Their policy of attempting to re-
strict outside political action at
Berkeley as well as other campus-
es of the sprawling University of
California is considered the root
of last year's trouble.
Meanwhile, nearly 800 students
arrested in the mass sit-in demon-
stration at Berkeley's administra-
tion building December 3 are fac-
ing trial at the Berkeley Muni-
cipal Court beginning January 6.
The court is planning to hear
100 cases daily. There are several
motions for dismissal of the charg-
es before the court, and these will
receive a ruling before the trials
Prof. Jacobus Ten Broek, an
expert in constitutional law at
Berkeley, entered a brief Thurs-
day calling for dismissal of the
fr~a. nL nr c,1v~trA oan-d+1t
According to several deans in the various colleges of the Univer-
sity, the part-time tuition fee schedule is arbitrary and discriminatory.
They claim that, while many students commute and use University
facilities less, they still have to pay the same fee as students living
Speaking for the traditional policy of the Fee Committee, Harold
Dorr, dean of state-wide education and the committee's chairman,
said that the cost of the facilities made available to a part-time
student and the administrative expense of processing him are the
same as those for a full-time student.
The student does not pay a specific number of dollars per credit
but rather pays a total fee based on classroom, teaching and facility
expenses, Dorr explained.
"We assume the use of campus facilities by part-time students
to be the same as for regular students and do not charge fees on a
per credit hour basis," Dorr said.
The deans opposed to the present fee structure claim that it tends
to drive many qualified students elsewhere because of the high tuition
A REPRESENTATIVE from
Butterfield offices in Detroit
watches the proceedings.
ned to stay-in said, "No, I'm just
here because my husband is
A few minutes later, her hus-
band came, patted the child on
the head and asked, "Veronica, do

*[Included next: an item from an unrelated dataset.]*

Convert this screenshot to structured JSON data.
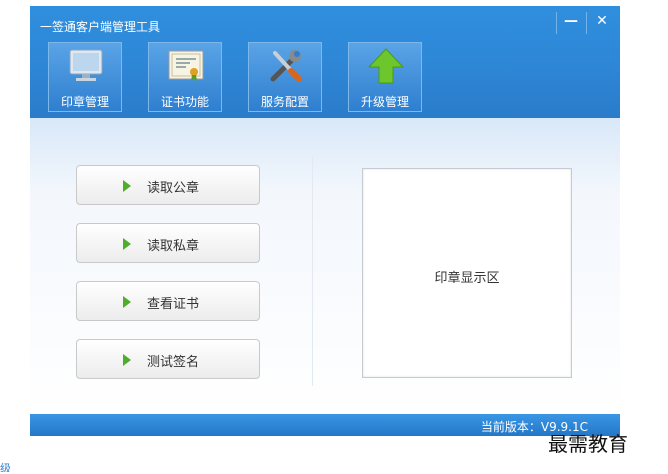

you want to go picket another
During the intermission, stu-
dents began waves of rhythmic
applause, booing and hissing.
The fee structure, bast revised in 1962, is as follows: